Data for this task below:

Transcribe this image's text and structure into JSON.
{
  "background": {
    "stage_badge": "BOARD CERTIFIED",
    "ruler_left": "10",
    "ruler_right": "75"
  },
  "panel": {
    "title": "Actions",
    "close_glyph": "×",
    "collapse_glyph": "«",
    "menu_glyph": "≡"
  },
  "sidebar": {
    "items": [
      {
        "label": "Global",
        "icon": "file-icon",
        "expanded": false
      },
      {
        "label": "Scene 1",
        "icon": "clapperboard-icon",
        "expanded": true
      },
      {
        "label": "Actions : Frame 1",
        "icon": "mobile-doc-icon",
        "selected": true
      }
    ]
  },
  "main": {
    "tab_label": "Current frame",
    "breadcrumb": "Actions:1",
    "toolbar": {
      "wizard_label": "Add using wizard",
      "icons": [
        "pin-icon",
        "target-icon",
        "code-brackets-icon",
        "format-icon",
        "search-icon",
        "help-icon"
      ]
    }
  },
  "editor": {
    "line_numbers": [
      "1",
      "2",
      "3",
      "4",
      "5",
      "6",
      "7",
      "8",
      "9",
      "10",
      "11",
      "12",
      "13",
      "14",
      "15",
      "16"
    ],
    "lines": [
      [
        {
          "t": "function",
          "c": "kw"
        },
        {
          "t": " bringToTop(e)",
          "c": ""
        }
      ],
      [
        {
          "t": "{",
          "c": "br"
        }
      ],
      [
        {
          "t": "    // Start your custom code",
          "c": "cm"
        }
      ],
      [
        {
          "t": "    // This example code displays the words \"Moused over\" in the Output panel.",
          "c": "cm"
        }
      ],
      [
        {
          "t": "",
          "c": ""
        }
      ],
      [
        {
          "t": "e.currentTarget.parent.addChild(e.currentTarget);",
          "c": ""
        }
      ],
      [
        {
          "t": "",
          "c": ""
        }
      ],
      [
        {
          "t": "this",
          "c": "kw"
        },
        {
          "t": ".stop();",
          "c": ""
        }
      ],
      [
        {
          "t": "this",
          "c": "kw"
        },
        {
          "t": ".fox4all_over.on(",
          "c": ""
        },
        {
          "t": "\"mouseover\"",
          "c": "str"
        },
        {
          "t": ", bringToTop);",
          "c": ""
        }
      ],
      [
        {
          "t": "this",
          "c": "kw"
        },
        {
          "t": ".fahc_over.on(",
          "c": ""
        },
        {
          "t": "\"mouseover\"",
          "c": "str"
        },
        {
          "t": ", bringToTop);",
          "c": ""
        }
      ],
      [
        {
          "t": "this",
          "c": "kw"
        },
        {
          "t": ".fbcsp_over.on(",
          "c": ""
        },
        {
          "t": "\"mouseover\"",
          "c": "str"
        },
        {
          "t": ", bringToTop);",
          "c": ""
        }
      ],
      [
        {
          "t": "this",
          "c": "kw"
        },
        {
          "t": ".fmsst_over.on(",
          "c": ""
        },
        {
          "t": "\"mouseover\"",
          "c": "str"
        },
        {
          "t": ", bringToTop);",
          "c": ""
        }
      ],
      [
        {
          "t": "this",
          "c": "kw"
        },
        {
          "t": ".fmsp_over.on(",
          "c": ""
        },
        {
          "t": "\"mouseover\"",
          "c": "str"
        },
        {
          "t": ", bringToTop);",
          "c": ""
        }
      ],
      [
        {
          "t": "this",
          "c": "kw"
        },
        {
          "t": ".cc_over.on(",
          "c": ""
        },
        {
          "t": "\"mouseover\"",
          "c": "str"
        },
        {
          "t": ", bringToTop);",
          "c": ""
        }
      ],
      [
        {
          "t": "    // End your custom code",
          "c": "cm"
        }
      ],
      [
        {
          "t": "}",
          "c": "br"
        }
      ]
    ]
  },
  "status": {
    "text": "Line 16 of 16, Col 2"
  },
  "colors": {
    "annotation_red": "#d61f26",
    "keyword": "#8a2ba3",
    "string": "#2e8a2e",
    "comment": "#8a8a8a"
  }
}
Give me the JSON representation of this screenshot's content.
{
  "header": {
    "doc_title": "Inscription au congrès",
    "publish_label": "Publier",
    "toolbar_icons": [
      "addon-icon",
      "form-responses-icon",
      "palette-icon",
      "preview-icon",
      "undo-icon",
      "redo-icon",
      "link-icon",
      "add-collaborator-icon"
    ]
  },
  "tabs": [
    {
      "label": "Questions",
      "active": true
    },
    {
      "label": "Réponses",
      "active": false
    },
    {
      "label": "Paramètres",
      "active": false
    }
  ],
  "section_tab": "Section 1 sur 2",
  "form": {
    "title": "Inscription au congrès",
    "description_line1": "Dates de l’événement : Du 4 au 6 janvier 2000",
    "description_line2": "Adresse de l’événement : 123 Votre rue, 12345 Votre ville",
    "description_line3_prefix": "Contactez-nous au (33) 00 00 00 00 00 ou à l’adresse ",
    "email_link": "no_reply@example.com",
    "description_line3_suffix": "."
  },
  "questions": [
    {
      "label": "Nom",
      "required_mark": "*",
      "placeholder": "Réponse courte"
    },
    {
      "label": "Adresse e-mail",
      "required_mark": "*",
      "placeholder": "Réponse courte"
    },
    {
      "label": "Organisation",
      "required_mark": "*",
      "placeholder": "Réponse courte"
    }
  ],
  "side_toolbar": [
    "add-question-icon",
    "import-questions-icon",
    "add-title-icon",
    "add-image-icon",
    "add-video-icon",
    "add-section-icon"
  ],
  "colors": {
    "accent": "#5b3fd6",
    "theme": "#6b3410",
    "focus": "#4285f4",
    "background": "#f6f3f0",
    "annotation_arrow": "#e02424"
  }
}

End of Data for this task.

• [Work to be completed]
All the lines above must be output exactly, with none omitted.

• [Task solution]
Transcribe this image's text and structure into JSON.
{
  "background": {
    "stage_badge": "BOARD CERTIFIED",
    "ruler_left": "10",
    "ruler_right": "75"
  },
  "panel": {
    "title": "Actions",
    "close_glyph": "×",
    "collapse_glyph": "«",
    "menu_glyph": "≡"
  },
  "sidebar": {
    "items": [
      {
        "label": "Global",
        "icon": "file-icon",
        "expanded": false
      },
      {
        "label": "Scene 1",
        "icon": "clapperboard-icon",
        "expanded": true
      },
      {
        "label": "Actions : Frame 1",
        "icon": "mobile-doc-icon",
        "selected": true
      }
    ]
  },
  "main": {
    "tab_label": "Current frame",
    "breadcrumb": "Actions:1",
    "toolbar": {
      "wizard_label": "Add using wizard",
      "icons": [
        "pin-icon",
        "target-icon",
        "code-brackets-icon",
        "format-icon",
        "search-icon",
        "help-icon"
      ]
    }
  },
  "editor": {
    "line_numbers": [
      "1",
      "2",
      "3",
      "4",
      "5",
      "6",
      "7",
      "8",
      "9",
      "10",
      "11",
      "12",
      "13",
      "14",
      "15",
      "16"
    ],
    "lines": [
      [
        {
          "t": "function",
          "c": "kw"
        },
        {
          "t": " bringToTop(e)",
          "c": ""
        }
      ],
      [
        {
          "t": "{",
          "c": "br"
        }
      ],
      [
        {
          "t": "    // Start your custom code",
          "c": "cm"
        }
      ],
      [
        {
          "t": "    // This example code displays the words \"Moused over\" in the Output panel.",
          "c": "cm"
        }
      ],
      [
        {
          "t": "",
          "c": ""
        }
      ],
      [
        {
          "t": "e.currentTarget.parent.addChild(e.currentTarget);",
          "c": ""
        }
      ],
      [
        {
          "t": "",
          "c": ""
        }
      ],
      [
        {
          "t": "this",
          "c": "kw"
        },
        {
          "t": ".stop();",
          "c": ""
        }
      ],
      [
        {
          "t": "this",
          "c": "kw"
        },
        {
          "t": ".fox4all_over.on(",
          "c": ""
        },
        {
          "t": "\"mouseover\"",
          "c": "str"
        },
        {
          "t": ", bringToTop);",
          "c": ""
        }
      ],
      [
        {
          "t": "this",
          "c": "kw"
        },
        {
          "t": ".fahc_over.on(",
          "c": ""
        },
        {
          "t": "\"mouseover\"",
          "c": "str"
        },
        {
          "t": ", bringToTop);",
          "c": ""
        }
      ],
      [
        {
          "t": "this",
          "c": "kw"
        },
        {
          "t": ".fbcsp_over.on(",
          "c": ""
        },
        {
          "t": "\"mouseover\"",
          "c": "str"
        },
        {
          "t": ", bringToTop);",
          "c": ""
        }
      ],
      [
        {
          "t": "this",
          "c": "kw"
        },
        {
          "t": ".fmsst_over.on(",
          "c": ""
        },
        {
          "t": "\"mouseover\"",
          "c": "str"
        },
        {
          "t": ", bringToTop);",
          "c": ""
        }
      ],
      [
        {
          "t": "this",
          "c": "kw"
        },
        {
          "t": ".fmsp_over.on(",
          "c": ""
        },
        {
          "t": "\"mouseover\"",
          "c": "str"
        },
        {
          "t": ", bringToTop);",
          "c": ""
        }
      ],
      [
        {
          "t": "this",
          "c": "kw"
        },
        {
          "t": ".cc_over.on(",
          "c": ""
        },
        {
          "t": "\"mouseover\"",
          "c": "str"
        },
        {
          "t": ", bringToTop);",
          "c": ""
        }
      ],
      [
        {
          "t": "    // End your custom code",
          "c": "cm"
        }
      ],
      [
        {
          "t": "}",
          "c": "br"
        }
      ]
    ]
  },
  "status": {
    "text": "Line 16 of 16, Col 2"
  },
  "colors": {
    "annotation_red": "#d61f26",
    "keyword": "#8a2ba3",
    "string": "#2e8a2e",
    "comment": "#8a8a8a"
  }
}
Give me the JSON representation of this screenshot's content.
{
  "header": {
    "doc_title": "Inscription au congrès",
    "publish_label": "Publier",
    "toolbar_icons": [
      "addon-icon",
      "form-responses-icon",
      "palette-icon",
      "preview-icon",
      "undo-icon",
      "redo-icon",
      "link-icon",
      "add-collaborator-icon"
    ]
  },
  "tabs": [
    {
      "label": "Questions",
      "active": true
    },
    {
      "label": "Réponses",
      "active": false
    },
    {
      "label": "Paramètres",
      "active": false
    }
  ],
  "section_tab": "Section 1 sur 2",
  "form": {
    "title": "Inscription au congrès",
    "description_line1": "Dates de l’événement : Du 4 au 6 janvier 2000",
    "description_line2": "Adresse de l’événement : 123 Votre rue, 12345 Votre ville",
    "description_line3_prefix": "Contactez-nous au (33) 00 00 00 00 00 ou à l’adresse ",
    "email_link": "no_reply@example.com",
    "description_line3_suffix": "."
  },
  "questions": [
    {
      "label": "Nom",
      "required_mark": "*",
      "placeholder": "Réponse courte"
    },
    {
      "label": "Adresse e-mail",
      "required_mark": "*",
      "placeholder": "Réponse courte"
    },
    {
      "label": "Organisation",
      "required_mark": "*",
      "placeholder": "Réponse courte"
    }
  ],
  "side_toolbar": [
    "add-question-icon",
    "import-questions-icon",
    "add-title-icon",
    "add-image-icon",
    "add-video-icon",
    "add-section-icon"
  ],
  "colors": {
    "accent": "#5b3fd6",
    "theme": "#6b3410",
    "focus": "#4285f4",
    "background": "#f6f3f0",
    "annotation_arrow": "#e02424"
  }
}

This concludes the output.